unborn baby Having trouble. Doctors at the mother’s hospital in the UK knew there was a problem with the fetus’ blood, so they decided to perform an emergency C-section a few weeks before the baby was due. But despite this, and the subsequent blood transfusion, the baby suffered a brain hemorrhage with devastating consequences. It unfortunately passed away.
It is unclear why the bleeding occurred. But there was a clue in the mother’s blood that doctors noticed some strange antibodies. Some time later, as medical staff tried to learn more about them, the mother’s blood samples were sent to a laboratory in Bristol, run by researchers who study blood types.
They made a startling discovery: The woman’s blood was of an extremely rare type, which may have made her baby’s blood incompatible with her own. This may have prompted her immune system to produce antibodies against the baby’s blood — antibodies that then crossed the placenta and harmed her baby, eventually leading to its loss. It may seem unbelievable for something like this to happen, but decades ago, before doctors had a better understanding of blood types, it was much more common.
By studying blood samples from the mother and a few others, scientists were able to pinpoint exactly what made her blood different, and in the process identified a new set of blood types – the “Er” system, to be described soon 44th.
You are probably familiar with the four main blood types – A, B, O, and AB. But this is not the only blood classification system. There are many ways to group red blood cells based on differences in the sugars or proteins (called antigens) that coat the surface of the red blood cells. The grouping systems operate simultaneously, so your blood can be classified into each system – for example, it might be type O in the ABO system, positive (instead of negative) in the rhesus system, etc.

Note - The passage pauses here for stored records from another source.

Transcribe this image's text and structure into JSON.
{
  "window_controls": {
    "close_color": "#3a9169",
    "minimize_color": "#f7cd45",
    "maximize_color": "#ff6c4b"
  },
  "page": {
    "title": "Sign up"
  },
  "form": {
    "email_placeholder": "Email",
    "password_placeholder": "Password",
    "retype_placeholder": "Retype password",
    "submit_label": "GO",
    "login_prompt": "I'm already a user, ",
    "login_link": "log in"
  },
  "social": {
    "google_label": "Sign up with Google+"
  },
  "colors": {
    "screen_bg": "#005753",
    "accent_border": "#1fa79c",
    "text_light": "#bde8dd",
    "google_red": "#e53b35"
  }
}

Because of differences in antigens, for example, if someone receives incompatible blood from a donor, the recipient’s immune system may detect and respond to these antigens as foreign. This can be very dangerous, which is why if someone is being transfused, the donated blood needs to be a suitable match.
Over the past decade, researchers have described a new blood classification system every year on average. These newer systems often involve extremely rare blood types, but for those who have been exposed to them, just knowing they have one can save lives. It’s the story of how scientists solved the latest blood system mystery and why it’s so important.
Back in 1982, researchers first described an unusual antibody in a blood sample, suggesting that the mysterious blood type was out there. Scientists could only go so far, but they knew that an antibody is a clue to some unknown molecule or structure that prompts a person’s immune system to produce it.
In the years that followed, many more people with these unusual antibodies appeared — but only occasionally. Typically, these individuals surfaced through blood tests containing mysterious and rare antibodies. Ultimately, Nicole Thornton and her colleagues at NHS Blood and Transplant in the UK decided to investigate what was behind the antibodies. “We deal with rare cases,” she said. “It starts with a patient having a problem we’re trying to solve.”